When Fernando was mixing my solo album, Ballad… I was in a rehab truth be told, for what we in the business refer to as “exhaustion”. I’ll never forget hearing the final mix of the song “New Orleans Dreams” for the first time. I started balling my eyes out. Tears just streaming down my face. My mom, who happened to be there in that moment, asked me “Why are you crying honey?” And I replied “Because…. listen to this… it’s so beautiful… I think this is going to be the one mom. Listen to it…” I just had this feeling inside from listening to that song.
Turns out I was right. That album was the highest charting on the CMJ college radio chart of my career, debuting at #14 on their Most Added Chart and peaking in the Top 100. A little more than a year after I had recorded the album, radio promoters started calling. One wanted to take the song “New Orleans Dreams” to the Adult Contemporary format on commercial radio. THIS is PRECISELY why we recorded this album the way we did. Fernando and I had to use all of our collected strength and will power not to “over-do it” in our arrangement and production of that album. And we pulled it off. We kept it simple. As of this writing, “New Orleans Dreams” is #23 on the Adult Contemporary Chart (FMQB)(There are a LOT of charts in our business. That’s another story.) But it now officially holds the record for the highest charting song of my or “our” career — beating out “Superhero Girl” from our Sleep With You album, which peaked at #24 on the Alternative Rock Chart in 2003. Let us hope it continues to rise.
With all the new found glory and success of these solo albums that we recorded, we were finally able to afford to release the long awaited All Your Heroes Become Villains album that we all worked so hard on. This is something that I really believe that none of us ever thought was going to happen for a while there. I believe that there was a spell there where the only person who still held hope that this album was going to be released one day was yours truly. I NEVER give up. I never lose my hope. I never lose my faith. I never lose my optimism. I am, as my good friend The King likes to say, “the most RELENTLESS person I’ve ever known”. I KNEW this album was going to be released one day. I wouldn’t stop until it was.
And so here we are. Ricky who started the band with me over a decade ago calls me all the time saying he framed the CD when it arrived at his house. I think we all feel like that about this album. We’d never worked harder on anything. The reviews are coming in and they are good. Articles and interviews pouring in once again. PR Firms bigger than we’ve ever worked with are representing us. Radio Promoters bigger than we’ve ever worked with are promoting us. Product endorsements and free gear. And just like the last nine years, this new album is now spinning on over three-hundred and fifty college radio stations all over the country. Next up, commercial radio and live shows. More interviews and more tours.

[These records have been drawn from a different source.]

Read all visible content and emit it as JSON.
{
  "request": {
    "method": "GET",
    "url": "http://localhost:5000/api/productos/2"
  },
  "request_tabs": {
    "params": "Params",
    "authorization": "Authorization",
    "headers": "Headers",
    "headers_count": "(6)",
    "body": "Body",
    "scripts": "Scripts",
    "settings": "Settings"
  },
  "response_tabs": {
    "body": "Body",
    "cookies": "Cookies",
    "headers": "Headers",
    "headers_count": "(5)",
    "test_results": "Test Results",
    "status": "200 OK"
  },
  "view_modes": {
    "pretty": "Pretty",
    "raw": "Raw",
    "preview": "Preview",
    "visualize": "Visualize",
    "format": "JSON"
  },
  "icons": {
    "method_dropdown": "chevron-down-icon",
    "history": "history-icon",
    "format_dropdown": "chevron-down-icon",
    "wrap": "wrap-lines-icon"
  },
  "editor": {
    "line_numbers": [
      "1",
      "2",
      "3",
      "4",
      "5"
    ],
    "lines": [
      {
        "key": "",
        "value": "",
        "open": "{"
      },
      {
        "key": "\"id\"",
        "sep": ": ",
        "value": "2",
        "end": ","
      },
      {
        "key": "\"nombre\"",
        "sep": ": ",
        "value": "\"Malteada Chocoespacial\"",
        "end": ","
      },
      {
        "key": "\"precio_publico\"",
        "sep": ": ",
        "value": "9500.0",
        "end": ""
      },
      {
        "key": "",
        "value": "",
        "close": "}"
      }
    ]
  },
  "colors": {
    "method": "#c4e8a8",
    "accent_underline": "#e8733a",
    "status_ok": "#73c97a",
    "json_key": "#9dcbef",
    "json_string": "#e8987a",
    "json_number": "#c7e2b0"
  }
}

How? Because we didn’t give up. Because we believed and we refused to stop believing. We also work 24 hours a day right now. Non-stop. All through the day and all through the night. But it’s paying off. And that’s good enough reason for me. If that’s what it takes to see your dreams turn into reality, then you’ve only got two choices: do what it takes, or quit when you’re down and tell your grandchildren about “how it almost happened for me when I was a younger man” stories till you die. For me that just isn’t a choice I’m willing to make.